### WORK REQUEST
Repeat the records below verbatim, and do not copy their pictures.
____ AVAILABLE RECORDS
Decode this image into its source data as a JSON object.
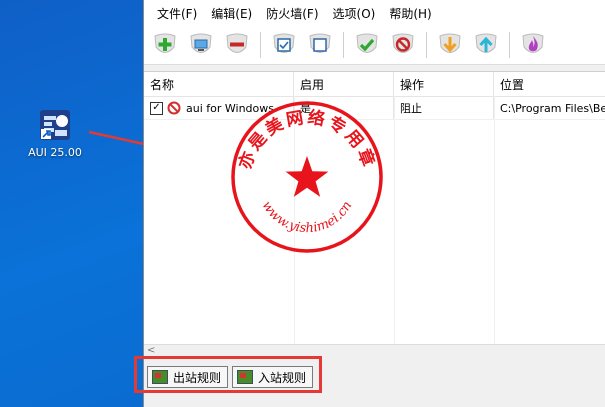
{
  "desktop": {
    "icon_label": "AUI 25.00"
  },
  "menu": [
    "文件(F)",
    "编辑(E)",
    "防火墙(F)",
    "选项(O)",
    "帮助(H)"
  ],
  "toolbar": [
    "add-icon",
    "monitor-icon",
    "remove-icon",
    "check-box-icon",
    "uncheck-box-icon",
    "allow-icon",
    "block-icon",
    "move-down-icon",
    "move-up-icon",
    "flame-icon"
  ],
  "table": {
    "headers": [
      "名称",
      "启用",
      "操作",
      "位置"
    ],
    "rows": [
      {
        "checked": "✓",
        "name": "aui for Windows",
        "enabled": "是",
        "action": "阻止",
        "location": "C:\\Program Files\\Bent"
      }
    ]
  },
  "scroll_left": "<",
  "tabs": {
    "outbound": "出站规则",
    "inbound": "入站规则"
  },
  "stamp": {
    "arc_text": "亦是美网络专用章",
    "url_text": "www.yishimei.cn"
  },
  "colors": {
    "stamp_red": "#e8141b",
    "highlight_red": "#e53935"
  }
}
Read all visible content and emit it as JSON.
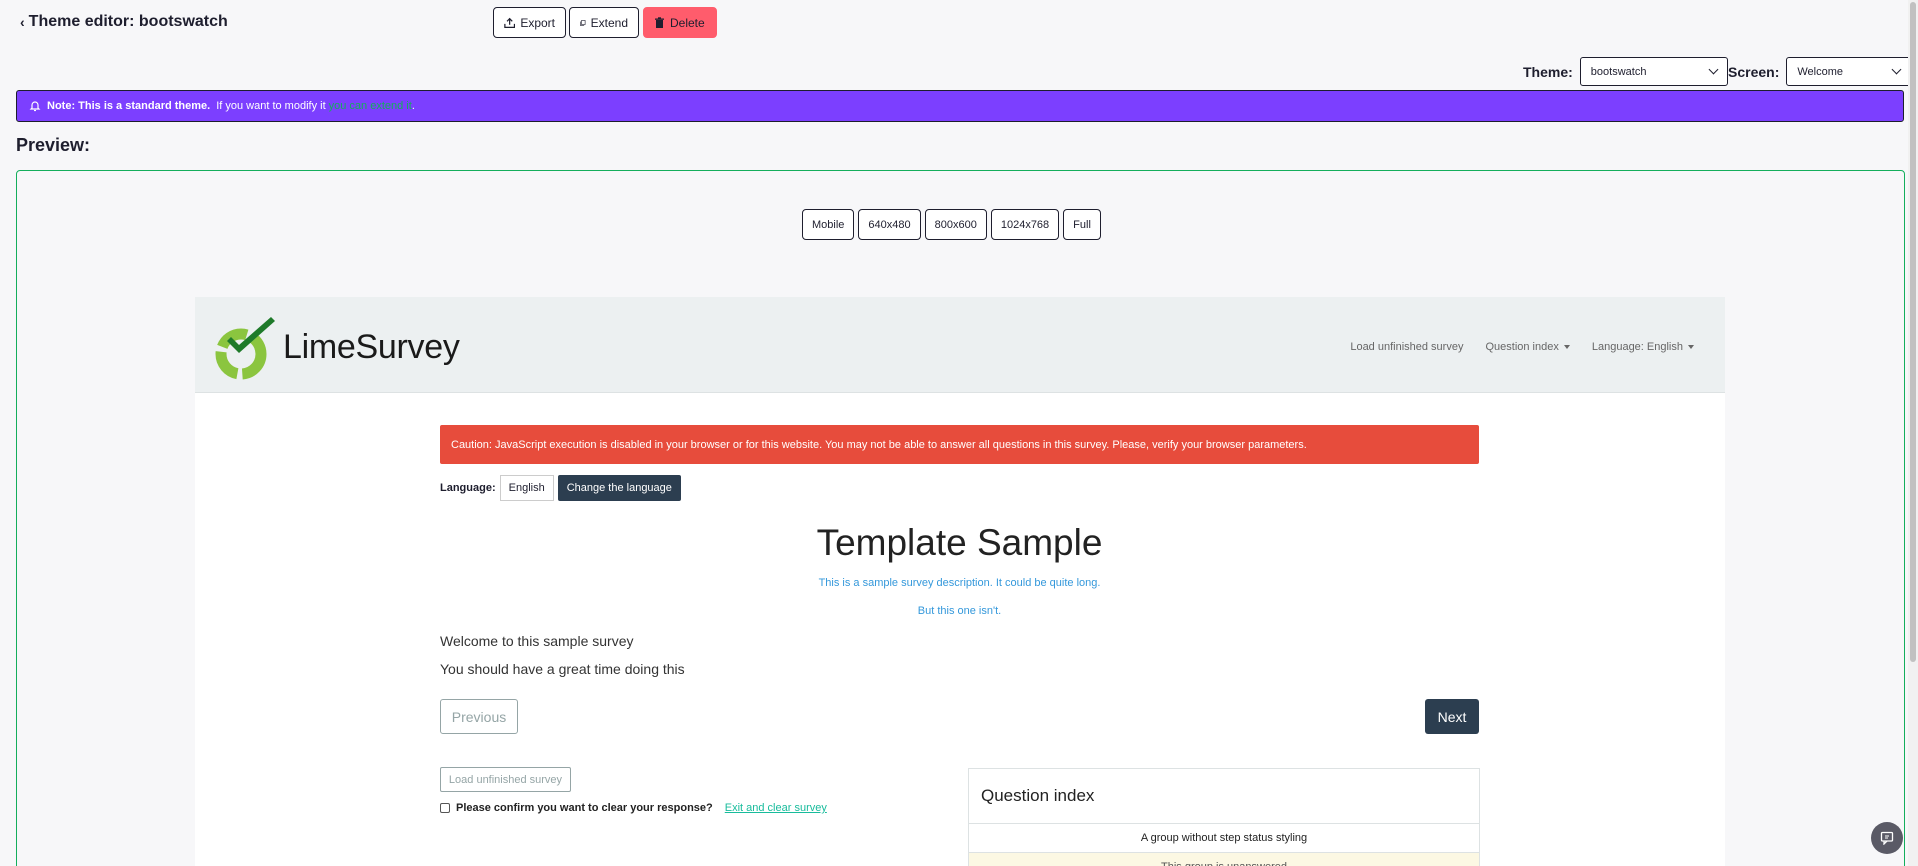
{
  "header": {
    "title": "Theme editor: bootswatch",
    "buttons": {
      "export": "Export",
      "extend": "Extend",
      "delete": "Delete"
    }
  },
  "selectors": {
    "theme_label": "Theme:",
    "theme_value": "bootswatch",
    "screen_label": "Screen:",
    "screen_value": "Welcome"
  },
  "note": {
    "bold": "Note: This is a standard theme.",
    "text": "If you want to modify it",
    "link": "you can extend it",
    "end": "."
  },
  "preview": {
    "label": "Preview:",
    "sizes": [
      "Mobile",
      "640x480",
      "800x600",
      "1024x768",
      "Full"
    ]
  },
  "survey": {
    "logo_text": "LimeSurvey",
    "nav": {
      "load": "Load unfinished survey",
      "qindex": "Question index",
      "language": "Language: English"
    },
    "alert": "Caution: JavaScript execution is disabled in your browser or for this website. You may not be able to answer all questions in this survey. Please, verify your browser parameters.",
    "language_label": "Language:",
    "language_value": "English",
    "change_language": "Change the language",
    "title": "Template Sample",
    "description_1": "This is a sample survey description. It could be quite long.",
    "description_2": "But this one isn't.",
    "welcome_1": "Welcome to this sample survey",
    "welcome_2": "You should have a great time doing this",
    "previous": "Previous",
    "next": "Next",
    "load_button": "Load unfinished survey",
    "clear_label": "Please confirm you want to clear your response?",
    "exit_link": "Exit and clear survey",
    "question_index": {
      "title": "Question index",
      "row_1": "A group without step status styling",
      "row_2": "This group is unanswered"
    }
  },
  "colors": {
    "note_bg": "#7c3fff",
    "delete_bg": "#ff5c6c",
    "accent_green": "#14ae5c",
    "alert_red": "#e74c3c",
    "survey_dark": "#2c3e50"
  }
}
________
### RESULT OF THIS EXERCISE
Decode this image into its source data as a JSON object.
{
  "desktop": {
    "icon_label": "AUI 25.00"
  },
  "menu": [
    "文件(F)",
    "编辑(E)",
    "防火墙(F)",
    "选项(O)",
    "帮助(H)"
  ],
  "toolbar": [
    "add-icon",
    "monitor-icon",
    "remove-icon",
    "check-box-icon",
    "uncheck-box-icon",
    "allow-icon",
    "block-icon",
    "move-down-icon",
    "move-up-icon",
    "flame-icon"
  ],
  "table": {
    "headers": [
      "名称",
      "启用",
      "操作",
      "位置"
    ],
    "rows": [
      {
        "checked": "✓",
        "name": "aui for Windows",
        "enabled": "是",
        "action": "阻止",
        "location": "C:\\Program Files\\Bent"
      }
    ]
  },
  "scroll_left": "<",
  "tabs": {
    "outbound": "出站规则",
    "inbound": "入站规则"
  },
  "stamp": {
    "arc_text": "亦是美网络专用章",
    "url_text": "www.yishimei.cn"
  },
  "colors": {
    "stamp_red": "#e8141b",
    "highlight_red": "#e53935"
  }
}
Read all visible content and emit it as JSON.
{
  "header": {
    "title": "Theme editor: bootswatch",
    "buttons": {
      "export": "Export",
      "extend": "Extend",
      "delete": "Delete"
    }
  },
  "selectors": {
    "theme_label": "Theme:",
    "theme_value": "bootswatch",
    "screen_label": "Screen:",
    "screen_value": "Welcome"
  },
  "note": {
    "bold": "Note: This is a standard theme.",
    "text": "If you want to modify it",
    "link": "you can extend it",
    "end": "."
  },
  "preview": {
    "label": "Preview:",
    "sizes": [
      "Mobile",
      "640x480",
      "800x600",
      "1024x768",
      "Full"
    ]
  },
  "survey": {
    "logo_text": "LimeSurvey",
    "nav": {
      "load": "Load unfinished survey",
      "qindex": "Question index",
      "language": "Language: English"
    },
    "alert": "Caution: JavaScript execution is disabled in your browser or for this website. You may not be able to answer all questions in this survey. Please, verify your browser parameters.",
    "language_label": "Language:",
    "language_value": "English",
    "change_language": "Change the language",
    "title": "Template Sample",
    "description_1": "This is a sample survey description. It could be quite long.",
    "description_2": "But this one isn't.",
    "welcome_1": "Welcome to this sample survey",
    "welcome_2": "You should have a great time doing this",
    "previous": "Previous",
    "next": "Next",
    "load_button": "Load unfinished survey",
    "clear_label": "Please confirm you want to clear your response?",
    "exit_link": "Exit and clear survey",
    "question_index": {
      "title": "Question index",
      "row_1": "A group without step status styling",
      "row_2": "This group is unanswered"
    }
  },
  "colors": {
    "note_bg": "#7c3fff",
    "delete_bg": "#ff5c6c",
    "accent_green": "#14ae5c",
    "alert_red": "#e74c3c",
    "survey_dark": "#2c3e50"
  }
}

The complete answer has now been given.